[Records from a collection]
——————————

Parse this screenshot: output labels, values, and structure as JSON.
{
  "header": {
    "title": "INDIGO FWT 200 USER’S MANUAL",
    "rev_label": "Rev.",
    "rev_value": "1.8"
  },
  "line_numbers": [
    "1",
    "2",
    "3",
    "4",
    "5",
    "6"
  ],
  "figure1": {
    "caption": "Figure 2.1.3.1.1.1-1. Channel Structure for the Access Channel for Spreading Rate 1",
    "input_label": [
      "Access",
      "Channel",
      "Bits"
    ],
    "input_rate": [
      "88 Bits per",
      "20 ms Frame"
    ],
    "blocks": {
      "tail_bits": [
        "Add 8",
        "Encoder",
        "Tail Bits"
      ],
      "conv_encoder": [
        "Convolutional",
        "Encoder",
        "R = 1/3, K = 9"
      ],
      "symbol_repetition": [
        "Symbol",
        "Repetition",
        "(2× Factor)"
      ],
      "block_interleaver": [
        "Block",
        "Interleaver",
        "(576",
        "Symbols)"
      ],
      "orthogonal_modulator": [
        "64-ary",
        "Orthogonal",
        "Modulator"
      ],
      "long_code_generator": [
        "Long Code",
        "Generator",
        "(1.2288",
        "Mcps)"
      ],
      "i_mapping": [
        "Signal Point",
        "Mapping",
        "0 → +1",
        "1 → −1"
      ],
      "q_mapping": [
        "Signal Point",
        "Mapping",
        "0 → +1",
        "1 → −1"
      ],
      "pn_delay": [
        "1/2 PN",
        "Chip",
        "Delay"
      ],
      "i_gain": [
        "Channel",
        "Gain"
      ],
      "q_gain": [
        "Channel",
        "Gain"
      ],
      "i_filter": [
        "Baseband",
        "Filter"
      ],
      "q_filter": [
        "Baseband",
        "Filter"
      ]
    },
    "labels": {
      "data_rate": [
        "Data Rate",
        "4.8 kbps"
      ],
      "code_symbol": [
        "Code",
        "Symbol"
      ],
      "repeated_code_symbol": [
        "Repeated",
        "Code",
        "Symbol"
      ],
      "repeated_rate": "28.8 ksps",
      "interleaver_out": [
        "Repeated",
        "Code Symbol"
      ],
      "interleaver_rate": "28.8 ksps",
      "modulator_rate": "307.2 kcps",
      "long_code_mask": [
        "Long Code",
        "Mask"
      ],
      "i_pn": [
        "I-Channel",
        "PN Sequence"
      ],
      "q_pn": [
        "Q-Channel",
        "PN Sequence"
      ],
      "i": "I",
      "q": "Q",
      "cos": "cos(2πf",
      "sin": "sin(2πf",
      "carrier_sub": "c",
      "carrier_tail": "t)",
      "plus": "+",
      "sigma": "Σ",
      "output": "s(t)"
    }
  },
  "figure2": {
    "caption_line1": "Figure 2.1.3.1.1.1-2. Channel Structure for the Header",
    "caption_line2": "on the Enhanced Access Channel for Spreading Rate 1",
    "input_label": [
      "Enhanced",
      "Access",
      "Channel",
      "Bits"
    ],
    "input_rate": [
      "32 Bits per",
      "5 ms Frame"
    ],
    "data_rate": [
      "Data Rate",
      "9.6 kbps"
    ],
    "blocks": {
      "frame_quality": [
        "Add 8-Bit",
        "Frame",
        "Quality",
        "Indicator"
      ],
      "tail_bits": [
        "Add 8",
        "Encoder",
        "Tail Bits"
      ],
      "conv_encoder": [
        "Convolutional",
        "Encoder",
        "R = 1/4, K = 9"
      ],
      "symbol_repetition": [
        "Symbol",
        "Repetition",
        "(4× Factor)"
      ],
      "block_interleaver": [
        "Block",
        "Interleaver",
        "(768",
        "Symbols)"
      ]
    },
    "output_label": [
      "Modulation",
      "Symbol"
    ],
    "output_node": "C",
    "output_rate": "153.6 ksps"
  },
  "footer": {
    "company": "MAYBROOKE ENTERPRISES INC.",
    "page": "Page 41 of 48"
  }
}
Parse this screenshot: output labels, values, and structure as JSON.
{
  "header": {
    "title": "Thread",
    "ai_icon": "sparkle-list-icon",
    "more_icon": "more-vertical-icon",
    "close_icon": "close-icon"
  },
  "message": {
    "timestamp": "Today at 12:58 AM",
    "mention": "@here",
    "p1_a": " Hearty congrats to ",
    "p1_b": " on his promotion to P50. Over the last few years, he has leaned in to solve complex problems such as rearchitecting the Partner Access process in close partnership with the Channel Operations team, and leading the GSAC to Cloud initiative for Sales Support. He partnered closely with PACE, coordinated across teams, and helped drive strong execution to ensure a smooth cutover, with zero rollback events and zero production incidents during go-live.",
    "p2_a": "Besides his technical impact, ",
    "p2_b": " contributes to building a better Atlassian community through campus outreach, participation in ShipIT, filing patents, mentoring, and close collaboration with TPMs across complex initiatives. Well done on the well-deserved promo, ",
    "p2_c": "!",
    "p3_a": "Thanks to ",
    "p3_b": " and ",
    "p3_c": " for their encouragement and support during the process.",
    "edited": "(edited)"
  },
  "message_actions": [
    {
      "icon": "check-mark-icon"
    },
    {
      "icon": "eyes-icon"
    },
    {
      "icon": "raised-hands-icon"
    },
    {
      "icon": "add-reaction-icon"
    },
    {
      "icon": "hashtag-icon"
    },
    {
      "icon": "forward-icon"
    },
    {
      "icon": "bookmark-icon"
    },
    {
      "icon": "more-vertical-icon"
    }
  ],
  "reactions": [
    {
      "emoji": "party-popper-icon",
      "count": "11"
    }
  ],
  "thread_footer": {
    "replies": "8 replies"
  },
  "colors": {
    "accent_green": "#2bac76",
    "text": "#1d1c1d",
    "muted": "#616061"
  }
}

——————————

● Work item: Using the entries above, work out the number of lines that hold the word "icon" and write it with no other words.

● Answer to this task: 12